“I will accept this award on behalf of the American soldiers who stand guard today at outposts in the mountains and deserts of Afghanistan to give that country, and particularly its women and girls, a chance to live a decent life free from the Taliban’s religious totalitarianism.
“I will accept this award on behalf of the American men and women who are still on patrol today in Iraq, helping to protect Baghdad’s fledgling government as it tries to organize the rarest of things in that country and that region — another free and fair election.
“I will accept this award on behalf of the thousands of American soldiers who today help protect a free and Democratic South Korea from an unfree and Communist North Korea.

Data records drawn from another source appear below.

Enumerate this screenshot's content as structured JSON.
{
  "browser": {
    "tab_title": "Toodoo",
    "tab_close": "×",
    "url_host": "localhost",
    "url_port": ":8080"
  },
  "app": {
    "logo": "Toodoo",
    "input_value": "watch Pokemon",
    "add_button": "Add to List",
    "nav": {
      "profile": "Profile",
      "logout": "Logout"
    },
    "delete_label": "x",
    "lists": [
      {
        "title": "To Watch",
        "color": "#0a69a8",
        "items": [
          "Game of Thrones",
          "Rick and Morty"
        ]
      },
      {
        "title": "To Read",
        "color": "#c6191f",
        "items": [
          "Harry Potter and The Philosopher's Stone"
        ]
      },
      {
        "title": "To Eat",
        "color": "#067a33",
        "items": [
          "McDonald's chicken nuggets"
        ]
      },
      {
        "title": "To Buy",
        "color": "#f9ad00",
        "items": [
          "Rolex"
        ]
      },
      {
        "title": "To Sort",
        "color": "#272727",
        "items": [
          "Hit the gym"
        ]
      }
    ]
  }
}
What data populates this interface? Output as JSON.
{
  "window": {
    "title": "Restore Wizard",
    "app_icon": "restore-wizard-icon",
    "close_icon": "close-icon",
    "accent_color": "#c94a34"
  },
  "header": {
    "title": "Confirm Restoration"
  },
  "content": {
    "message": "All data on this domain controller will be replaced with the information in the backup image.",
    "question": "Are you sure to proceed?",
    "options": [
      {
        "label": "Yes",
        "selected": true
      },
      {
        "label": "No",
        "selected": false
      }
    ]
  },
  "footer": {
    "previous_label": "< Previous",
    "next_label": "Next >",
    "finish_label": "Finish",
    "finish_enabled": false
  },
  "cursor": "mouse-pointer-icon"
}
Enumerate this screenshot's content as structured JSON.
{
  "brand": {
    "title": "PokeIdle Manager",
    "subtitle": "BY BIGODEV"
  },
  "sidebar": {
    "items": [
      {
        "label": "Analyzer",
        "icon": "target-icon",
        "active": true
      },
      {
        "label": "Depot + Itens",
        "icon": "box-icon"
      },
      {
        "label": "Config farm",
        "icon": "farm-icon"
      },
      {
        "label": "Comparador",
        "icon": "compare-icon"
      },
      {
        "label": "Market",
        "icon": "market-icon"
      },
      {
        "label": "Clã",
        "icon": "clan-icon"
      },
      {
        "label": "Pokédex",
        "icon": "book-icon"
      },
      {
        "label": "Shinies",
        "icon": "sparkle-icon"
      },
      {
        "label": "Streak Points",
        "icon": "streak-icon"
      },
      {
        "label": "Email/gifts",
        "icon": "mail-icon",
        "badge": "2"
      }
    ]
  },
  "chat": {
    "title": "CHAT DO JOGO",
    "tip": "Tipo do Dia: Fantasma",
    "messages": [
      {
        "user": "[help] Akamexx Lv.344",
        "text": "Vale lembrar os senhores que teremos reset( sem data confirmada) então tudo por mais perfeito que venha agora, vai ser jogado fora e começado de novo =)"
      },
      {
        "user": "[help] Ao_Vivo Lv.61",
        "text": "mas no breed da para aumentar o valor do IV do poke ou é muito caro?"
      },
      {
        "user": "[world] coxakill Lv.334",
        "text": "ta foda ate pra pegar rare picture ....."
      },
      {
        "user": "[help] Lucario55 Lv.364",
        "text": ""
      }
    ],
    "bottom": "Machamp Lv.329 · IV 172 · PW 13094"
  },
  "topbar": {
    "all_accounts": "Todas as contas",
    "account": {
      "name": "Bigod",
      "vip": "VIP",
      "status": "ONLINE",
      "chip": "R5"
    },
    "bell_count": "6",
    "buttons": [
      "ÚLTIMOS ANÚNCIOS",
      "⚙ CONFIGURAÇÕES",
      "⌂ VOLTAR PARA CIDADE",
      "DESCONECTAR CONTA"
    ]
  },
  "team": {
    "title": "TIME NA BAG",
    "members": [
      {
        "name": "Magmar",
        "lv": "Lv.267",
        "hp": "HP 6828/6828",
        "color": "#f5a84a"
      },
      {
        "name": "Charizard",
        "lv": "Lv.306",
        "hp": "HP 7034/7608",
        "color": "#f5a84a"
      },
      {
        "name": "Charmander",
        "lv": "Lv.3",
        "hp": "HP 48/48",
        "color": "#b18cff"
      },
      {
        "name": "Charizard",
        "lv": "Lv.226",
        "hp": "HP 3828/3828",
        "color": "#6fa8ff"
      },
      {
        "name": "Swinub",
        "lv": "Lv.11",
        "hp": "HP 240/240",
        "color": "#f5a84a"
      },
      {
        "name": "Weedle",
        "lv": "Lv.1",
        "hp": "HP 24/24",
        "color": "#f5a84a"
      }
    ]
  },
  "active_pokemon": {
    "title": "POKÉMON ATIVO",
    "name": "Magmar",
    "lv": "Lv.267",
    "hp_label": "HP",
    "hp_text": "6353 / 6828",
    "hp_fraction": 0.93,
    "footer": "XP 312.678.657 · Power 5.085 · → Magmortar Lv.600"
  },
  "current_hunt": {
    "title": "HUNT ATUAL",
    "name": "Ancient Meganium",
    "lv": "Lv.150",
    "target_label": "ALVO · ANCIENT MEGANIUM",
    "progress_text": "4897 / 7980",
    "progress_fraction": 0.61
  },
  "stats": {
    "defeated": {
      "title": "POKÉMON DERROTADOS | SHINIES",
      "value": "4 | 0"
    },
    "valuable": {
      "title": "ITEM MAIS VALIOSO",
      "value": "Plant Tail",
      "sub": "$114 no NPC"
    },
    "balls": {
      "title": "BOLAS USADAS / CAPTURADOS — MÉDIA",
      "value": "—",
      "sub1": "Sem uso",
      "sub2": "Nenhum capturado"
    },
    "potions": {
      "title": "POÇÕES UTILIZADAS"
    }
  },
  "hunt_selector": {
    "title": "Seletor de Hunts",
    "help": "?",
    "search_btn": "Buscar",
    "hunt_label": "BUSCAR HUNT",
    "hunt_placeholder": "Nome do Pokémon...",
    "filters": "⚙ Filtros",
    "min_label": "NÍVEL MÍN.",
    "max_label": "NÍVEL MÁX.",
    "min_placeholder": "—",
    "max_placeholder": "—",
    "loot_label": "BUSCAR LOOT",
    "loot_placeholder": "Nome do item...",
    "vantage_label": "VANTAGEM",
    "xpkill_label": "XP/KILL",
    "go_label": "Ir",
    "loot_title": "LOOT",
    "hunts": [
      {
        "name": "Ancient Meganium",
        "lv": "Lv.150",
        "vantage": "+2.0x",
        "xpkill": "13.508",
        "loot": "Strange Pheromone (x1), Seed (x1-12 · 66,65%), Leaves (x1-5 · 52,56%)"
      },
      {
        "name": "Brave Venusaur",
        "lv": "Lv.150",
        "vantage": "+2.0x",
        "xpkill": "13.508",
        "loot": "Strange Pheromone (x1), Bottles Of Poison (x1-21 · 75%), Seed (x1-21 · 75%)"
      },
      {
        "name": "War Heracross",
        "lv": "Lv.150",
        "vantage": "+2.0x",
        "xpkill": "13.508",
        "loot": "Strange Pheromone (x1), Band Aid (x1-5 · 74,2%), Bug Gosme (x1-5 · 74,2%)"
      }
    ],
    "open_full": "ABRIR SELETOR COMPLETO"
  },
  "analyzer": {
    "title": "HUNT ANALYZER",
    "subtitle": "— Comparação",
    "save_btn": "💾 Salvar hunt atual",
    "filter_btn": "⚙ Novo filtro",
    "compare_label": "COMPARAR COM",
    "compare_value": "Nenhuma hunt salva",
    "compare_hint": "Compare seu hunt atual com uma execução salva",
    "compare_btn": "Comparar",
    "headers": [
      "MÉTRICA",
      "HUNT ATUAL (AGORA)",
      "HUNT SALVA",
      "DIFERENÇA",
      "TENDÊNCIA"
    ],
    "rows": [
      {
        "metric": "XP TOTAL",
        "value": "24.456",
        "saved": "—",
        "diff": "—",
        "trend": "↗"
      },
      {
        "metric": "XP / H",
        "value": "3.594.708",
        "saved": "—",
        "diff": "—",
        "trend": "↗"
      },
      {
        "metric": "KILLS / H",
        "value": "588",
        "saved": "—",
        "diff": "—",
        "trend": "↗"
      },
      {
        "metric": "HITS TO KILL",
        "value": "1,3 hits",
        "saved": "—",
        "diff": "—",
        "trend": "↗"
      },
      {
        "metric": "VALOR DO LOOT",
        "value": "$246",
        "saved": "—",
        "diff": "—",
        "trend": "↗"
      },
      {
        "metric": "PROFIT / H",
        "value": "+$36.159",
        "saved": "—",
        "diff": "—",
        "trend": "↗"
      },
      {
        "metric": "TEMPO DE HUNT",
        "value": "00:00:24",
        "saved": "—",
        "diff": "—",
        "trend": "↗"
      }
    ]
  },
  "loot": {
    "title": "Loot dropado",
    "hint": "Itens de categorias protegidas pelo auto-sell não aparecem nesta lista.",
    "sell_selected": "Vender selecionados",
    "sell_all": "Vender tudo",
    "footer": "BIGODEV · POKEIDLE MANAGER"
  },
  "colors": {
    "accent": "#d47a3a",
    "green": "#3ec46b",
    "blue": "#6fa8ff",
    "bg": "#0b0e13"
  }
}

“I will accept this award on behalf of all the American men and women soldiers who have gone on repeated humanitarian rescue missions after earthquakes and floods from the mountains of Pakistan to the coasts of Indonesia. I will accept this award on behalf of American soldiers who serve in the peacekeeping force in the Sinai desert that has kept relations between Egypt and Israel stable ever since the Camp David treaty was signed.
“I will accept this award on behalf of all the American airmen and sailors today who keep the sea lanes open and free in the Pacific and Atlantic so world trade can flow unhindered between nations.
“Finally, I will accept this award on behalf of my grandfather, Stanley Dunham, who arrived at Normandy six weeks after D-Day, and on behalf of my great-uncle, Charlie Payne, who was among those soldiers who liberated part of the Nazi concentration camp of Buchenwald.
“Members of the Nobel committee, I accept this award on behalf of all these American men and women soldiers, past and present, because I know — and I want you to know — that there is no peace without peacekeepers.
The latter thinks even more outside-the-boxand suggests awarding the prize to nuclear weapons.
During the 31 years leading up to the first atomic bomb, the world without nuclear weapons engaged in two global wars resulting in the deaths of an estimated 78 million to 95 million people, uniformed and civilian. The world wars were the hideous expression of what happens when the human tendency toward conflict hooks up with the violent possibilities of the industrial age.
Major powers find ways to get along because the cost of armed conflict between them has become unthinkably high. A world with nuclear weapons in it is a scary, scary place to think about. The industrialized world without nuclear weapons was a scary, scary place for real. But there is no way to un-ring the nuclear bell. The science and technology of nuclear weapons is widespread, and if nukes are outlawed someday, only outlaws will have nukes.
Obviously, these suggestions would not win much favor from the five random Norwegians who actually award the prize. But either would be a more serious ode to peace than the actual awardee.